» **Stored data**:
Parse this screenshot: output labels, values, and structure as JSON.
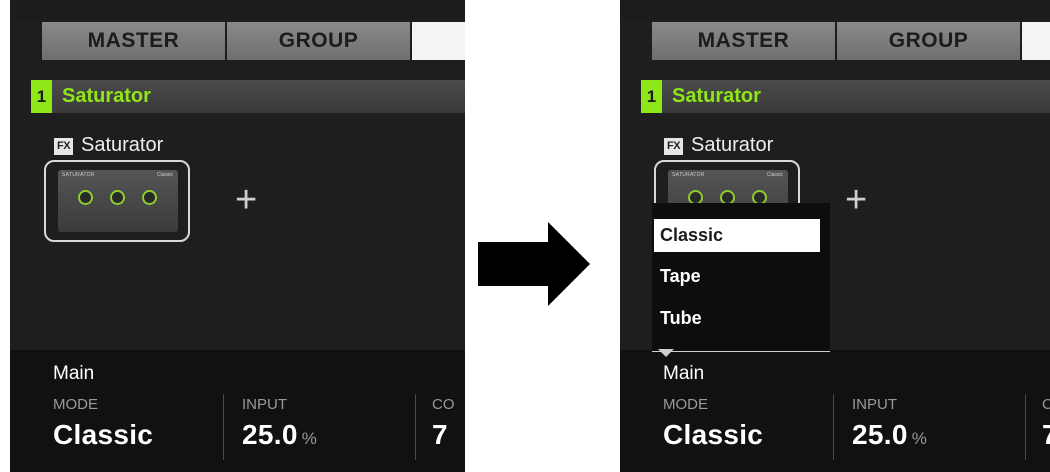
{
  "tabs": [
    "MASTER",
    "GROUP",
    ""
  ],
  "slot": {
    "number": "1",
    "name": "Saturator"
  },
  "plugin": {
    "fx_badge": "FX",
    "name": "Saturator",
    "thumb_header": "SATURATOR",
    "thumb_mode": "Classic",
    "add_icon": "+"
  },
  "bottom": {
    "section": "Main",
    "params": [
      {
        "label": "MODE",
        "value": "Classic",
        "unit": ""
      },
      {
        "label": "INPUT",
        "value": "25.0",
        "unit": "%"
      },
      {
        "label": "CO",
        "value": "7",
        "unit": ""
      }
    ]
  },
  "menu": {
    "items": [
      "Classic",
      "Tape",
      "Tube"
    ],
    "selected": "Classic"
  },
  "colors": {
    "accent": "#8fe619",
    "background": "#1e1e1e"
  },
  "icons": {
    "transition": "arrow-right-icon",
    "add": "plus-icon",
    "fx": "fx-icon"
  }
}
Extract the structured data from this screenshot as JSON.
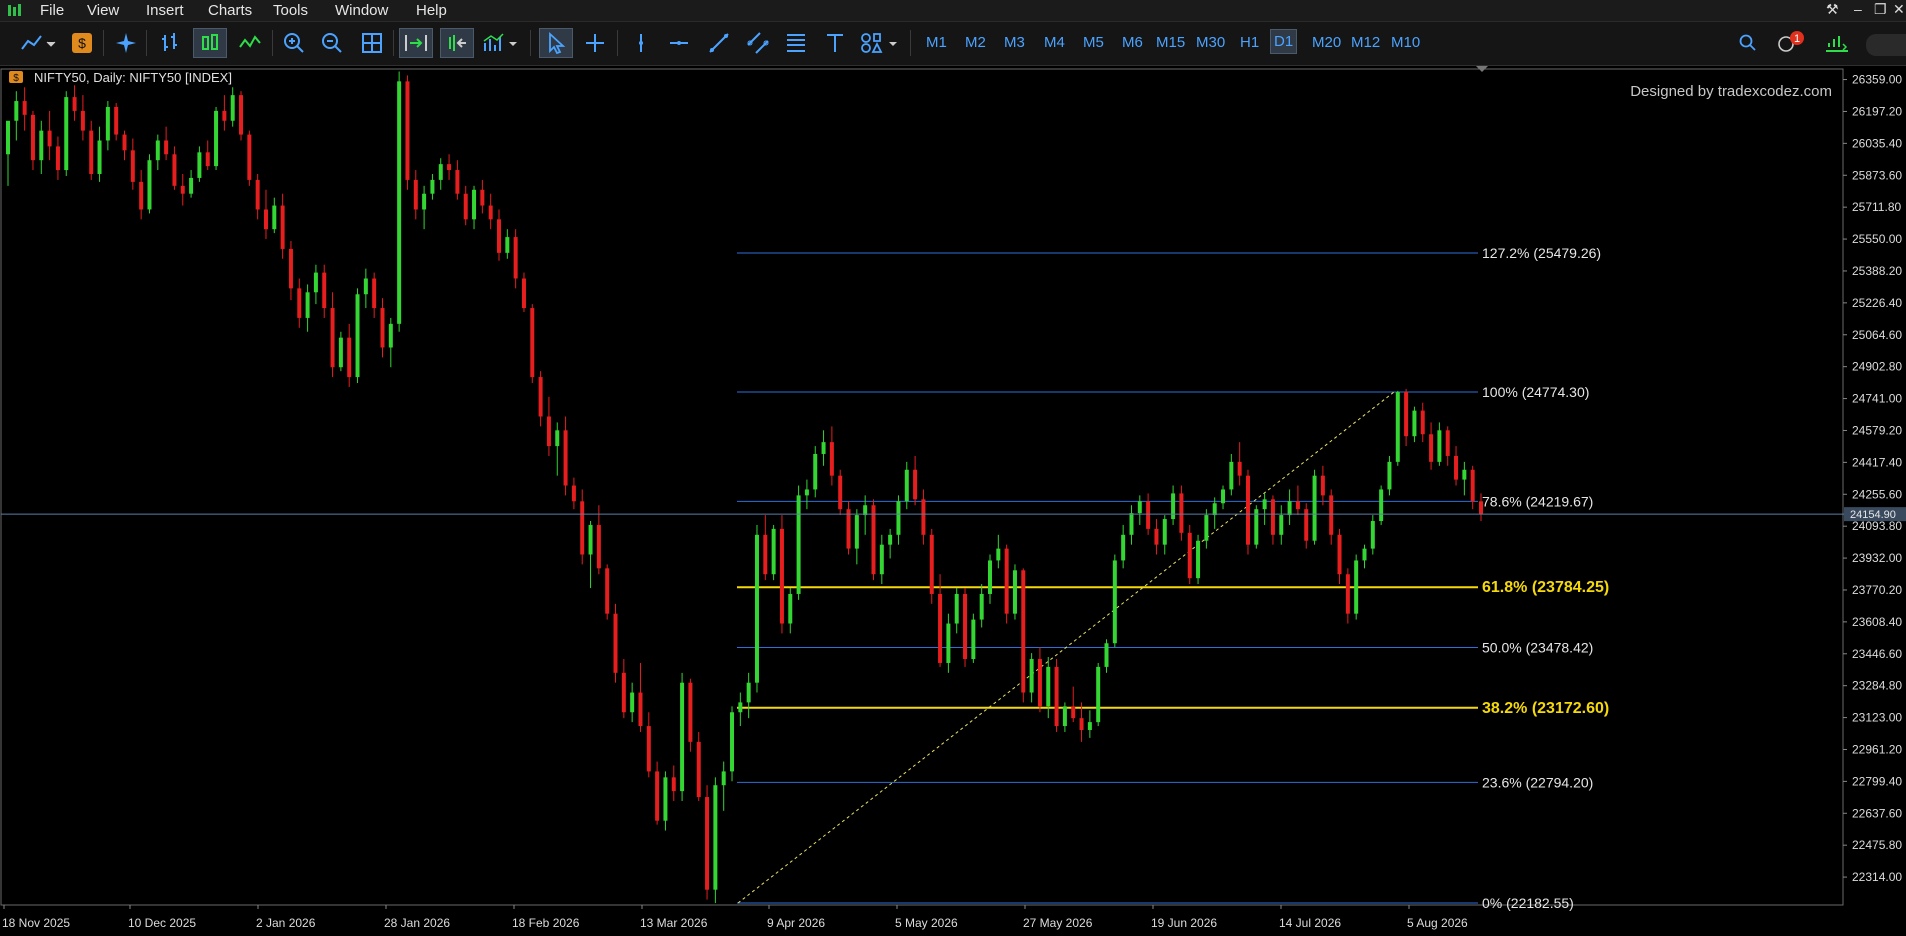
{
  "menu": {
    "items": [
      "File",
      "View",
      "Insert",
      "Charts",
      "Tools",
      "Window",
      "Help"
    ]
  },
  "toolbar": {
    "timeframes": [
      "M1",
      "M2",
      "M3",
      "M4",
      "M5",
      "M6",
      "M15",
      "M30",
      "H1",
      "D1",
      "M20",
      "M12",
      "M10"
    ],
    "active_timeframe": "D1",
    "notification_count": "1",
    "icons": [
      "line-chart-icon",
      "dollar-icon",
      "magic-icon",
      "bar-chart-icon",
      "candlestick-icon",
      "line-icon",
      "zoom-in-icon",
      "zoom-out-icon",
      "grid-icon",
      "autoscroll-icon",
      "chart-shift-icon",
      "indicators-icon",
      "cursor-icon",
      "crosshair-icon",
      "vertical-line-icon",
      "horizontal-line-icon",
      "trend-line-icon",
      "channel-icon",
      "fibonacci-icon",
      "text-icon",
      "shapes-icon",
      "search-icon",
      "bell-icon",
      "signal-icon"
    ]
  },
  "chart": {
    "header": "NIFTY50, Daily:  NIFTY50 [INDEX]",
    "credit": "Designed by tradexcodez.com",
    "current_price": "24154.90"
  },
  "chart_data": {
    "type": "candlestick",
    "y_ticks": [
      "26359.00",
      "26197.20",
      "26035.40",
      "25873.60",
      "25711.80",
      "25550.00",
      "25388.20",
      "25226.40",
      "25064.60",
      "24902.80",
      "24741.00",
      "24579.20",
      "24417.40",
      "24255.60",
      "24093.80",
      "23932.00",
      "23770.20",
      "23608.40",
      "23446.60",
      "23284.80",
      "23123.00",
      "22961.20",
      "22799.40",
      "22637.60",
      "22475.80",
      "22314.00"
    ],
    "x_ticks": [
      "18 Nov 2025",
      "10 Dec 2025",
      "2 Jan 2026",
      "28 Jan 2026",
      "18 Feb 2026",
      "13 Mar 2026",
      "9 Apr 2026",
      "5 May 2026",
      "27 May 2026",
      "19 Jun 2026",
      "14 Jul 2026",
      "5 Aug 2026"
    ],
    "ylim": [
      22180,
      26400
    ],
    "fib_levels": [
      {
        "label": "127.2% (25479.26)",
        "value": 25479.26,
        "color": "#2e6fd8",
        "bold": false
      },
      {
        "label": "100% (24774.30)",
        "value": 24774.3,
        "color": "#2e6fd8",
        "bold": false
      },
      {
        "label": "78.6% (24219.67)",
        "value": 24219.67,
        "color": "#2e6fd8",
        "bold": false
      },
      {
        "label": "61.8% (23784.25)",
        "value": 23784.25,
        "color": "#f5d90a",
        "bold": true
      },
      {
        "label": "50.0% (23478.42)",
        "value": 23478.42,
        "color": "#2e6fd8",
        "bold": false
      },
      {
        "label": "38.2% (23172.60)",
        "value": 23172.6,
        "color": "#f5d90a",
        "bold": true
      },
      {
        "label": "23.6% (22794.20)",
        "value": 22794.2,
        "color": "#2e6fd8",
        "bold": false
      },
      {
        "label": "0% (22182.55)",
        "value": 22182.55,
        "color": "#2e6fd8",
        "bold": false
      }
    ],
    "colors": {
      "up": "#33d633",
      "down": "#e61e1e",
      "price_line": "#5b7ea6",
      "label_box": "#3a4a5e"
    }
  }
}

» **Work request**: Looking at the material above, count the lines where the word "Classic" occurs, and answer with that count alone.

» **Answer box**: 4